Marjorie (Bunty) Zantolas

November 1950 – June 7 2020

My mother’s journey with Pulmonary Fibrosis started in 2019. A series of issues that started years prior lead doctors to finally diagnose the disease, leaving her on permanent oxygen and her day-to-day life becoming increasingly uncomfortable. And so, came tangled oxygen tubes, loud machines, many trips to hospital, losing mobility, and becoming less and less independent. The possibility of a lung transplant came in late 2019, resulting in test after test done at VGH in early 2020. These tests were exhausting for her, and still she went to every appointment and handled everything with her head up high. When she was deemed too ill for a transplant, the news came crashing down on us and dimmed her light. After everything she had been through, she wasn’t going to get a lung transplant, and she was now a terminally ill woman. But, because she was so resilient and strong, my mom never complained.

That’s who she was though, my mom. She had been through so much. Her health was troublesome since she was born. From having casts on her legs as a teenager, to autoimmune problems, to joint replacements, to this journey with PF. After all this you’d think she would have given up, but no. Bunty never gave up on life, her friends, or her family.

Family always came first for my mom. She is survived by her mother, her sister, and two brothers. Also, by me, her only daughter. Her whole life revolved around the happiness and well being of me and the people in her life. One of her dear friends said “not everyone puts in the care Bunty did”, and this is so true. She would cook for us, support us in every way she could, and always be there when we called. She was our biggest cheerleader and made us believe we could do anything.
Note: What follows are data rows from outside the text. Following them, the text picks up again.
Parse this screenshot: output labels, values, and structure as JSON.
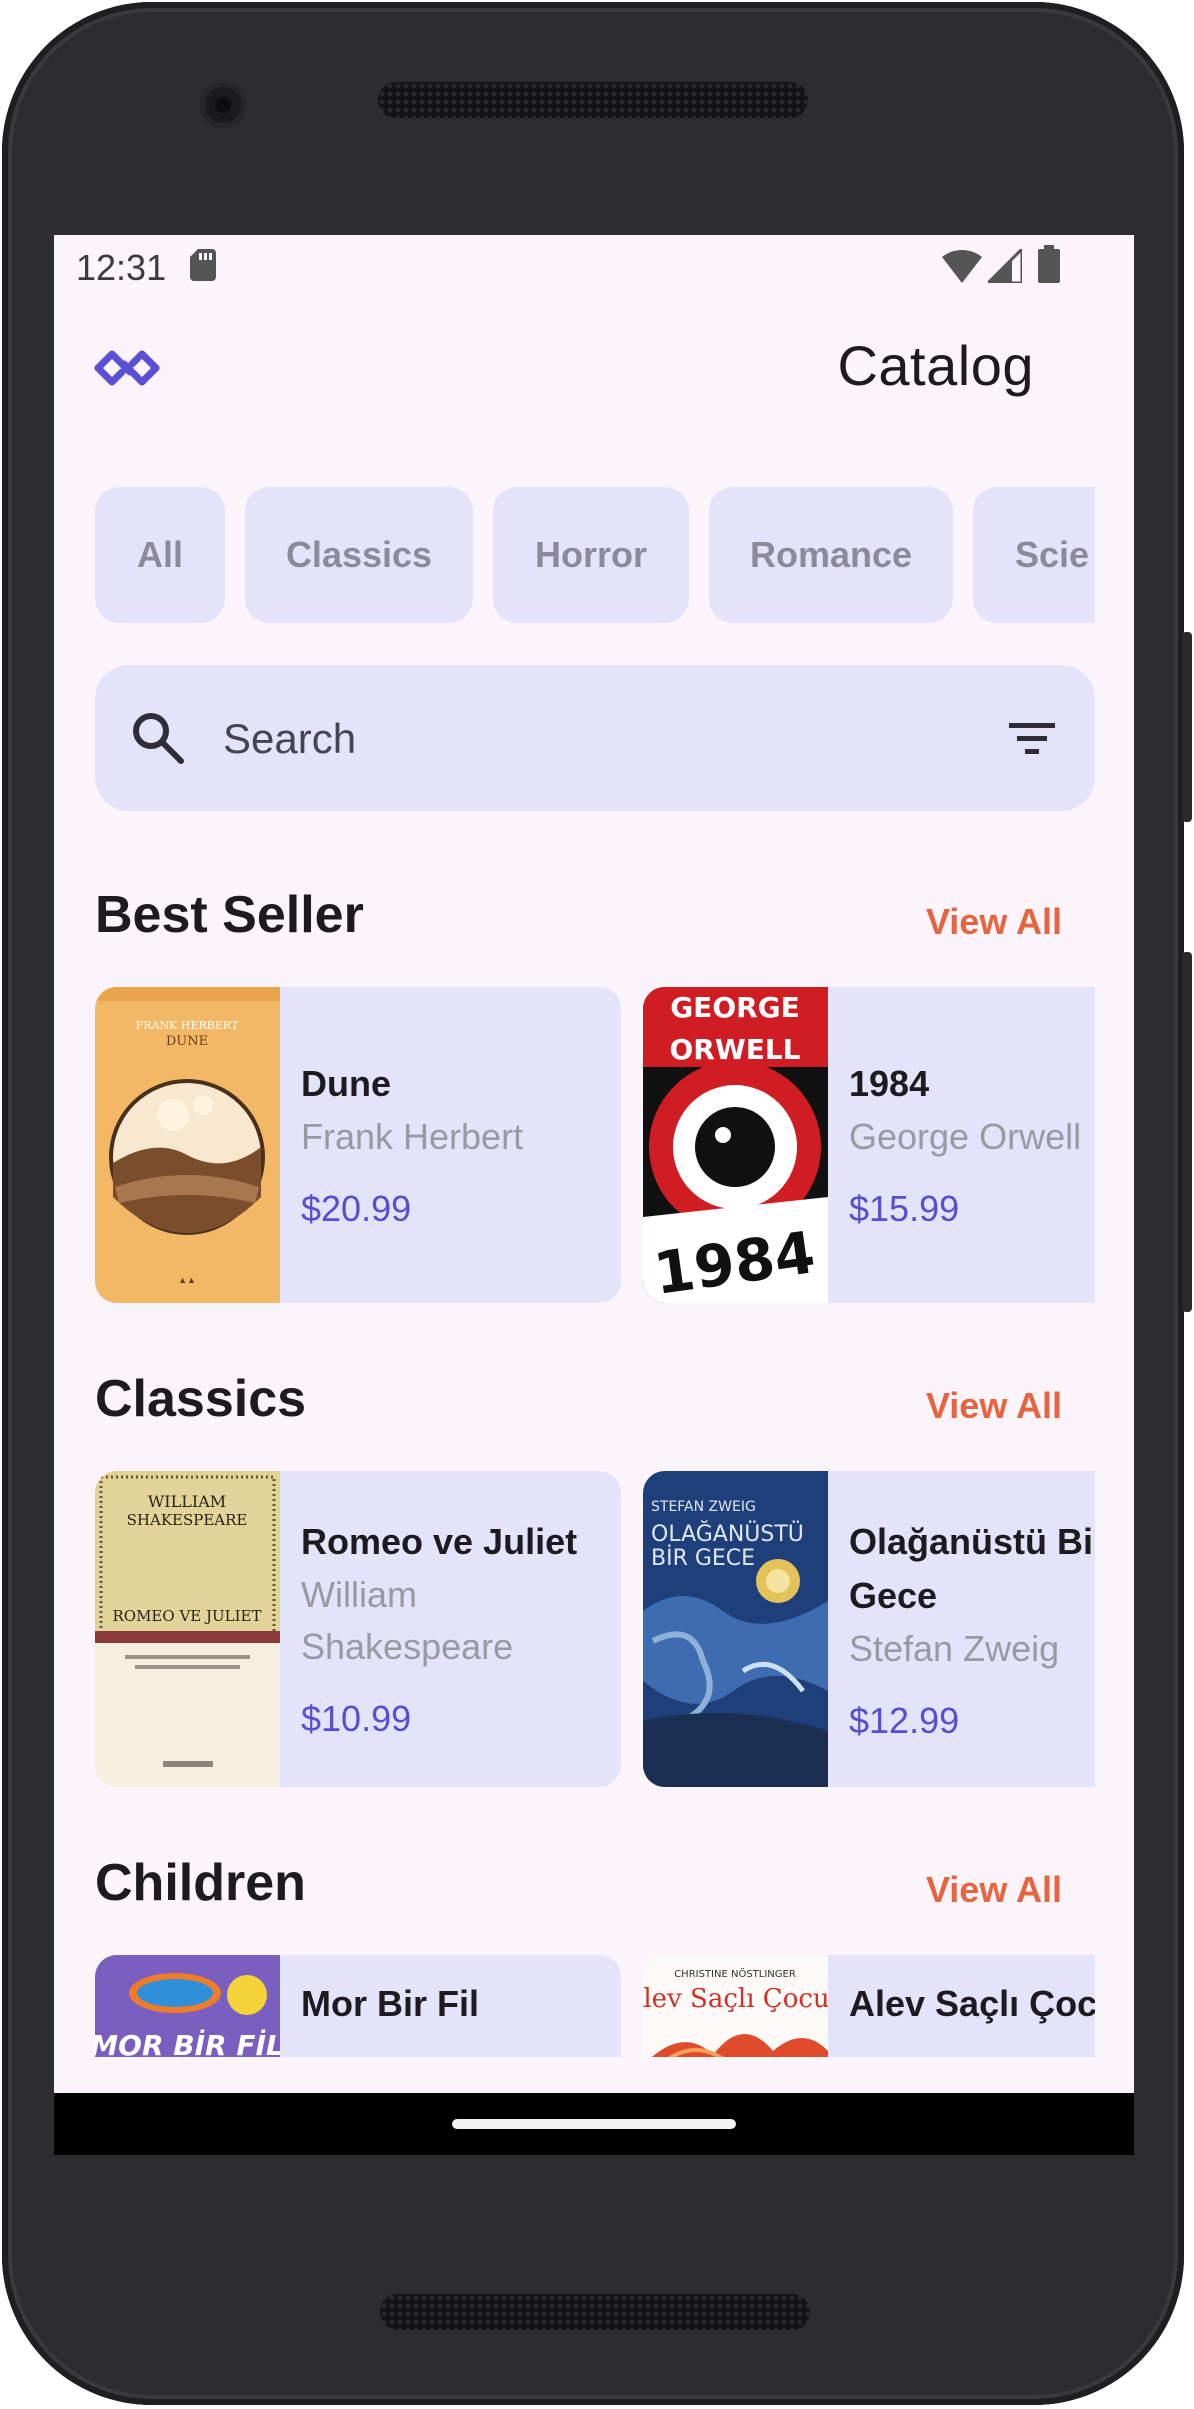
{
  "status_bar": {
    "time": "12:31"
  },
  "header": {
    "title": "Catalog"
  },
  "categories": [
    "All",
    "Classics",
    "Horror",
    "Romance",
    "Scie"
  ],
  "search": {
    "placeholder": "Search"
  },
  "sections": [
    {
      "title": "Best Seller",
      "view_all": "View All",
      "books": [
        {
          "title": "Dune",
          "author": "Frank Herbert",
          "price": "$20.99",
          "cover": {
            "top_text": "FRANK HERBERT",
            "title_text": "DUNE"
          }
        },
        {
          "title": "1984",
          "author": "George Orwell",
          "price": "$15.99",
          "cover": {
            "top_text": "GEORGE",
            "title_text": "ORWELL",
            "year_text": "1984"
          }
        }
      ]
    },
    {
      "title": "Classics",
      "view_all": "View All",
      "books": [
        {
          "title": "Romeo ve Juliet",
          "author": "William Shakespeare",
          "price": "$10.99",
          "cover": {
            "top_text": "WILLIAM",
            "top_text_2": "SHAKESPEARE",
            "title_text": "ROMEO VE JULIET"
          }
        },
        {
          "title": "Olağanüstü Bir Gece",
          "author": "Stefan Zweig",
          "price": "$12.99",
          "cover": {
            "top_text": "STEFAN ZWEIG",
            "title_text": "OLAĞANÜSTÜ",
            "title_text_2": "BİR GECE"
          }
        }
      ]
    },
    {
      "title": "Children",
      "view_all": "View All",
      "books": [
        {
          "title": "Mor Bir Fil",
          "cover": {
            "title_text": "MOR BİR FİL"
          }
        },
        {
          "title": "Alev Saçlı Çocuk",
          "cover": {
            "top_text": "CHRISTINE NÖSTLINGER",
            "title_text": "Alev Saçlı Çocuk"
          }
        }
      ]
    }
  ]
}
I think she made a lot of people feel like that.

My mom is hands down one of the most loved people I ever met. She has a group of friends from childhood that are so tight knit I swear they’re sisters. Keats Island in the Sunshine Coast was a second home to her for many years and the relationships she nurtured with many people from this community shaped so many lives. My mom, the forever girl next door, made friends everywhere she went. She would travel to see them, call them all the time, have lunch dates, go for walks, bike rides, you name it. She was always involved in her community and participated in events and volunteer any time she could. She lived in Port Coquitlam right on the river, and watching the dogs pass brought her so much joy you’d think they would walk past just for her. My mom enjoyed the little things, but also always appreciated the big things. Forever grateful and kind, my mom made everyone feel special.

My mom was a self proclaimed “lipstick enthusiast”. I kid you not, the day before she passed, she was in very rough shape in hospital. What did she ask me for? To pluck her eyebrows and hand over her favorite lipstick. She lifts up her oxygen masks (yes, two), puts on her favorite shade, and says “ah, that’s better”. Unreal.

My mother, who went by Bunty, is someone that made the world a real place. She never hid the truth, but instead made the impossible seem less scary. Even the day before she passed, she didn’t let fear into the room. And that is an incredible superpower. Through her illness and deteriorating health, she stayed strong, resilient, and loving to everyone around her.

I love you mom, and we miss you.